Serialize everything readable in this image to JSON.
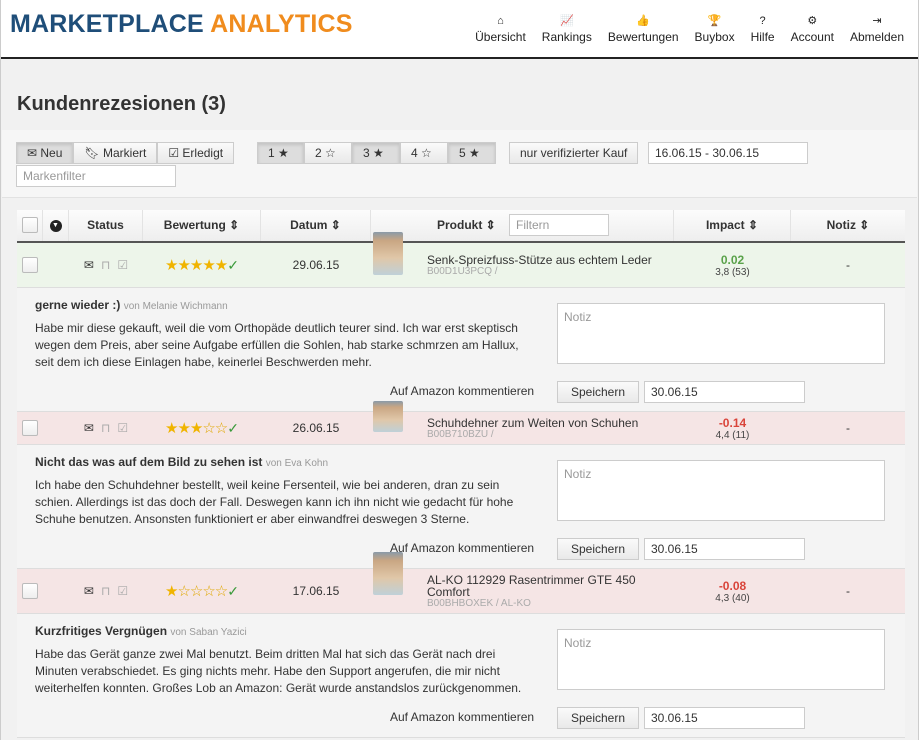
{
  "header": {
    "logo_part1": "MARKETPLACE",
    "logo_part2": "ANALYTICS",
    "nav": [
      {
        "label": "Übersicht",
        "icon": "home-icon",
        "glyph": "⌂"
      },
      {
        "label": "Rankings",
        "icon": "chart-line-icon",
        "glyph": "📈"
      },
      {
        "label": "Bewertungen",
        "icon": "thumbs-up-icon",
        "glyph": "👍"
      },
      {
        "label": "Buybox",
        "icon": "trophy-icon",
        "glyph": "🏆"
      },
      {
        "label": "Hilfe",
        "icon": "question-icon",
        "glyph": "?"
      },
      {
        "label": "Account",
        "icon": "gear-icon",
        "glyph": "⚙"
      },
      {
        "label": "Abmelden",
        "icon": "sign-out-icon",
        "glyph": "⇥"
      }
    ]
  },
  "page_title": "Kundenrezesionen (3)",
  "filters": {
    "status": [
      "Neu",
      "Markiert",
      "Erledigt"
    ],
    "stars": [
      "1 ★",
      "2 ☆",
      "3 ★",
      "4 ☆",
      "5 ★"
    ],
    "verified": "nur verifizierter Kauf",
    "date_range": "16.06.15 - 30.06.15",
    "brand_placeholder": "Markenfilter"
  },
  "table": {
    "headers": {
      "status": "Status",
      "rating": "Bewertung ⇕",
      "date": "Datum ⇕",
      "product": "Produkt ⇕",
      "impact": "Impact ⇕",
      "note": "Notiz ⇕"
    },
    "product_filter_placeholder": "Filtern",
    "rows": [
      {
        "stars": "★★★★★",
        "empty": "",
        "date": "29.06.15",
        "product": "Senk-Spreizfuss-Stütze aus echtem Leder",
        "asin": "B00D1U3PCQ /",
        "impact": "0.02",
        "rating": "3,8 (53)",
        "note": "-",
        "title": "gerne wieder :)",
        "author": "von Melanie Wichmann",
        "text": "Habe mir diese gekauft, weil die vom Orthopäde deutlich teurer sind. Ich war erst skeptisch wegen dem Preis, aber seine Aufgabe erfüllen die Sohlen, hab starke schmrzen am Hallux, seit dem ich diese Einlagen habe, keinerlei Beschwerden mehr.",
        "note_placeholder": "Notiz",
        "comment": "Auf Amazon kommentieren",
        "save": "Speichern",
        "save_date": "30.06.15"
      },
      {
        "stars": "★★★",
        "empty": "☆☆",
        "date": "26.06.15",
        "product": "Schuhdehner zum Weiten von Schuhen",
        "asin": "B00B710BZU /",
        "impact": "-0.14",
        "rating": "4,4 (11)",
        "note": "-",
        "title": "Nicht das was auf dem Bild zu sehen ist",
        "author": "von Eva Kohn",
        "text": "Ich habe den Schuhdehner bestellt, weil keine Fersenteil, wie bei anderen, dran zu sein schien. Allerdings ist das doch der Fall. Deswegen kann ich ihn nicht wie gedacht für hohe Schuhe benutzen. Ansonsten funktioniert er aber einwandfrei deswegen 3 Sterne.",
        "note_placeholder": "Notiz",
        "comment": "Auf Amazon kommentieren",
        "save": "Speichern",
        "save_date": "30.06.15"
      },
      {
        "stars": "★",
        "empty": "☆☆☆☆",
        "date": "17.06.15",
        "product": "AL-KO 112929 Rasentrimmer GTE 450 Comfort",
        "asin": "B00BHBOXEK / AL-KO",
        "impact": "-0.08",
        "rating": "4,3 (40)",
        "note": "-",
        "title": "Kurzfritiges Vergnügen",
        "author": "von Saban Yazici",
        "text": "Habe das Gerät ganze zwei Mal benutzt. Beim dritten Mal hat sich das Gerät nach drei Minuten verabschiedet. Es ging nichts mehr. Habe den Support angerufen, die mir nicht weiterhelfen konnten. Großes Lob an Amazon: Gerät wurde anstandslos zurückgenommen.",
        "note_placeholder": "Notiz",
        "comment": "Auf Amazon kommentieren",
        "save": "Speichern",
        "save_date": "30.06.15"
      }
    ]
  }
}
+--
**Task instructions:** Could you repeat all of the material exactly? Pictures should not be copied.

**Reply to the task:**
Serialize everything readable in this image to JSON.
{
  "header": {
    "logo_part1": "MARKETPLACE",
    "logo_part2": "ANALYTICS",
    "nav": [
      {
        "label": "Übersicht",
        "icon": "home-icon",
        "glyph": "⌂"
      },
      {
        "label": "Rankings",
        "icon": "chart-line-icon",
        "glyph": "📈"
      },
      {
        "label": "Bewertungen",
        "icon": "thumbs-up-icon",
        "glyph": "👍"
      },
      {
        "label": "Buybox",
        "icon": "trophy-icon",
        "glyph": "🏆"
      },
      {
        "label": "Hilfe",
        "icon": "question-icon",
        "glyph": "?"
      },
      {
        "label": "Account",
        "icon": "gear-icon",
        "glyph": "⚙"
      },
      {
        "label": "Abmelden",
        "icon": "sign-out-icon",
        "glyph": "⇥"
      }
    ]
  },
  "page_title": "Kundenrezesionen (3)",
  "filters": {
    "status": [
      "Neu",
      "Markiert",
      "Erledigt"
    ],
    "stars": [
      "1 ★",
      "2 ☆",
      "3 ★",
      "4 ☆",
      "5 ★"
    ],
    "verified": "nur verifizierter Kauf",
    "date_range": "16.06.15 - 30.06.15",
    "brand_placeholder": "Markenfilter"
  },
  "table": {
    "headers": {
      "status": "Status",
      "rating": "Bewertung ⇕",
      "date": "Datum ⇕",
      "product": "Produkt ⇕",
      "impact": "Impact ⇕",
      "note": "Notiz ⇕"
    },
    "product_filter_placeholder": "Filtern",
    "rows": [
      {
        "stars": "★★★★★",
        "empty": "",
        "date": "29.06.15",
        "product": "Senk-Spreizfuss-Stütze aus echtem Leder",
        "asin": "B00D1U3PCQ /",
        "impact": "0.02",
        "rating": "3,8 (53)",
        "note": "-",
        "title": "gerne wieder :)",
        "author": "von Melanie Wichmann",
        "text": "Habe mir diese gekauft, weil die vom Orthopäde deutlich teurer sind. Ich war erst skeptisch wegen dem Preis, aber seine Aufgabe erfüllen die Sohlen, hab starke schmrzen am Hallux, seit dem ich diese Einlagen habe, keinerlei Beschwerden mehr.",
        "note_placeholder": "Notiz",
        "comment": "Auf Amazon kommentieren",
        "save": "Speichern",
        "save_date": "30.06.15"
      },
      {
        "stars": "★★★",
        "empty": "☆☆",
        "date": "26.06.15",
        "product": "Schuhdehner zum Weiten von Schuhen",
        "asin": "B00B710BZU /",
        "impact": "-0.14",
        "rating": "4,4 (11)",
        "note": "-",
        "title": "Nicht das was auf dem Bild zu sehen ist",
        "author": "von Eva Kohn",
        "text": "Ich habe den Schuhdehner bestellt, weil keine Fersenteil, wie bei anderen, dran zu sein schien. Allerdings ist das doch der Fall. Deswegen kann ich ihn nicht wie gedacht für hohe Schuhe benutzen. Ansonsten funktioniert er aber einwandfrei deswegen 3 Sterne.",
        "note_placeholder": "Notiz",
        "comment": "Auf Amazon kommentieren",
        "save": "Speichern",
        "save_date": "30.06.15"
      },
      {
        "stars": "★",
        "empty": "☆☆☆☆",
        "date": "17.06.15",
        "product": "AL-KO 112929 Rasentrimmer GTE 450 Comfort",
        "asin": "B00BHBOXEK / AL-KO",
        "impact": "-0.08",
        "rating": "4,3 (40)",
        "note": "-",
        "title": "Kurzfritiges Vergnügen",
        "author": "von Saban Yazici",
        "text": "Habe das Gerät ganze zwei Mal benutzt. Beim dritten Mal hat sich das Gerät nach drei Minuten verabschiedet. Es ging nichts mehr. Habe den Support angerufen, die mir nicht weiterhelfen konnten. Großes Lob an Amazon: Gerät wurde anstandslos zurückgenommen.",
        "note_placeholder": "Notiz",
        "comment": "Auf Amazon kommentieren",
        "save": "Speichern",
        "save_date": "30.06.15"
      }
    ]
  }
}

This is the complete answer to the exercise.